Monday, November 18, 2013

What The Next Few Years Will Look Like

Stories of young adults not finding work or settling to start off at a low paying job upon graduation has become the norm.  Expensive degrees that do not guarantee high paying salaries or young adults that work as bartenders or waitresses to get by is what we are seeing now a days.  Computers and robots taking away jobs and creating new ones for those that are savvy enough to understand and take advantage of new technology.  The middle class that is disappearing and not likely to come back in our generation blame it on the stagnation if you will. The recession of 2007-09 pretty much brought a correction to our economy.  Unlimited credit can't be given to all without appropriate measures, security markets can't go unregulated forever if so they will eventually take us down a sour road.

Young adults with less experience may not be able to land a full time job therefore are becoming free agents and taking on gigs or several part time jobs to survive.  Others may like the freedom and flexibility that part time employment offers.  All of these young adults are adapting to what the economy and job market is telling them.  We either learn to make more with less or pretty much sink into poverty.  The fact that the Internet gives us an enormous amount of services and information for free has pretty much changed the way things are done.

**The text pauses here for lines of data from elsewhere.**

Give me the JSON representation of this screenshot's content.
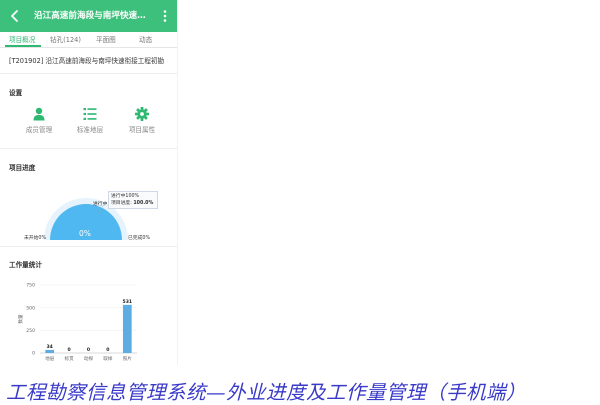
{
  "header": {
    "title": "沿江高速前海段与南坪快速衔接工…"
  },
  "tabs": [
    {
      "label": "项目概况"
    },
    {
      "label": "钻孔(124)"
    },
    {
      "label": "平面图"
    },
    {
      "label": "动态"
    }
  ],
  "project": {
    "name": "[T201902] 沿江高速前海段与南坪快速衔接工程初勘"
  },
  "settings": {
    "title": "设置",
    "items": [
      {
        "label": "成员管理",
        "icon": "person-icon"
      },
      {
        "label": "标准地层",
        "icon": "list-icon"
      },
      {
        "label": "项目属性",
        "icon": "gear-icon"
      }
    ]
  },
  "progress": {
    "title": "项目进度",
    "center_label": "0%",
    "not_started": "未开始0%",
    "in_progress": "进行中",
    "completed": "已完成0%",
    "tooltip_line1": "进行中100%",
    "tooltip_line2_prefix": "项目进度: ",
    "tooltip_line2_value": "100.0%"
  },
  "workload": {
    "title": "工作量统计",
    "ylabel": "数量"
  },
  "chart_data": {
    "type": "bar",
    "title": "工作量统计",
    "ylabel": "数量",
    "categories": [
      "地层",
      "标贯",
      "动探",
      "取样",
      "照片"
    ],
    "values": [
      34,
      0,
      0,
      0,
      531
    ],
    "ylim": [
      0,
      750
    ],
    "yticks": [
      0,
      250,
      500,
      750
    ],
    "grid": true
  },
  "caption": "工程勘察信息管理系统—外业进度及工作量管理（手机端）",
  "colors": {
    "brand": "#3cc07c",
    "accent": "#2eb872",
    "bar": "#5dade2",
    "gauge": "#4fb8f0"
  }
}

The point is you don't want to be a one trick pony in this new economy.  Be good at many things and your ability to do better than average or survive will increase.  During the recession stocks and real estate which most Americans have some exposure to brought a rude awakening.   At the same time gold, commodities and education were performing well.  Those that diversified and did not just own real estate did better during the recession.  Even now that we are out of the recession you should still diversify for example if you own an online business and this is your only source of income you could get burned.  Just consider a malware or virus attack on your site, Google could take your site off searches and this can quickly mean a loss of money or possibly the end of your business if you are living paycheck to paycheck.

The future seems to break down into two roads.  One road being for those that make good use of free information/technology who will learn to be resourceful and live a humble lifestyle.  The other for innovators that will cash in quickly on the opportunity to make much with less just like the creators of Facebook, Twitter or YouTube have done.

Sunday, November 3, 2013

What To Do If You Want To Buy A House

Interest rates for a 30 year fixed mortgage are currently at 4.25% a few months ago the same 30 year mortgage was at 3.5%.  With that said rates are pretty low and your first step is to head to your bank and get a pre qualification letter.  Make sure you have good credit and can make a 20% down payment although there are banks outside of NYC in small towns that may ask for a lower down payment.

The pre qualification letter tells the real estate agent that you are serious about buying and not just wasting their time.  Your mortgage banker will ask you a few questions in regards to the state you want to buy in and a range you would like to consider as low or as high as your budget allows.

The letter will only last you 3 months then it will expire.  Take a look at a few homes and then make your choice.  Plan ahead set enough time to see the homes you want in the 3 month period you can go beyond that period but don't get another pre qualification letter as this will lower your credit score.

What to look for when inspecting a house?

Make sure you look at your home on different sites such as Trulia, Century 21 and Zillow.  Once you narrow your search get in contact with a real estate agent. If you are not familiar with the neighborhood then make sure you inspect the area to get a glimpse at who your neighbors will be and what the local economy for the town looks like.  Once you get to the property before you go in take a look at the roof.  Are there any shingles missing and are there nails sticking out? You also want to inspect for any cracks around the foundation of the home anything bigger than 3/4 of an inch may mean trouble.  If the home has a crawl space take a look if the floor inside looks wet that means rain is coming in and this can be costly to fix. Once inside the home look at the windows and make sure they don't look foggy or blurry. Make sure to check out the walls and floors for cracks.

Know the zoning on the home you don't want to buy a home that will not allow you to rent out to multiple unrelated tenants if that is the reason you are buying the home. The next steps will be to get the home inspected professionally and get the paperwork done once you have come to an agreement in regards to the price.
One thing to remember is that you don't need to get your mortgage from the bank you normally do business with, if a better rate is offered by another bank then this is another option to consider.  If you are buying a home in another state you may be better off using another bank either to save money because your bank does not have a branch in that state or if your bank will make the process more lengthy and more costly compared to the banks in the state you are buying.

I have seen banks in small towns charge less and demand smaller down payments to their locals due to the fact that the town's people have lower incomes.  Buying a home is a lengthy process but it can be a very good investment.  As with any major purchase careful planning and good counsel is a must.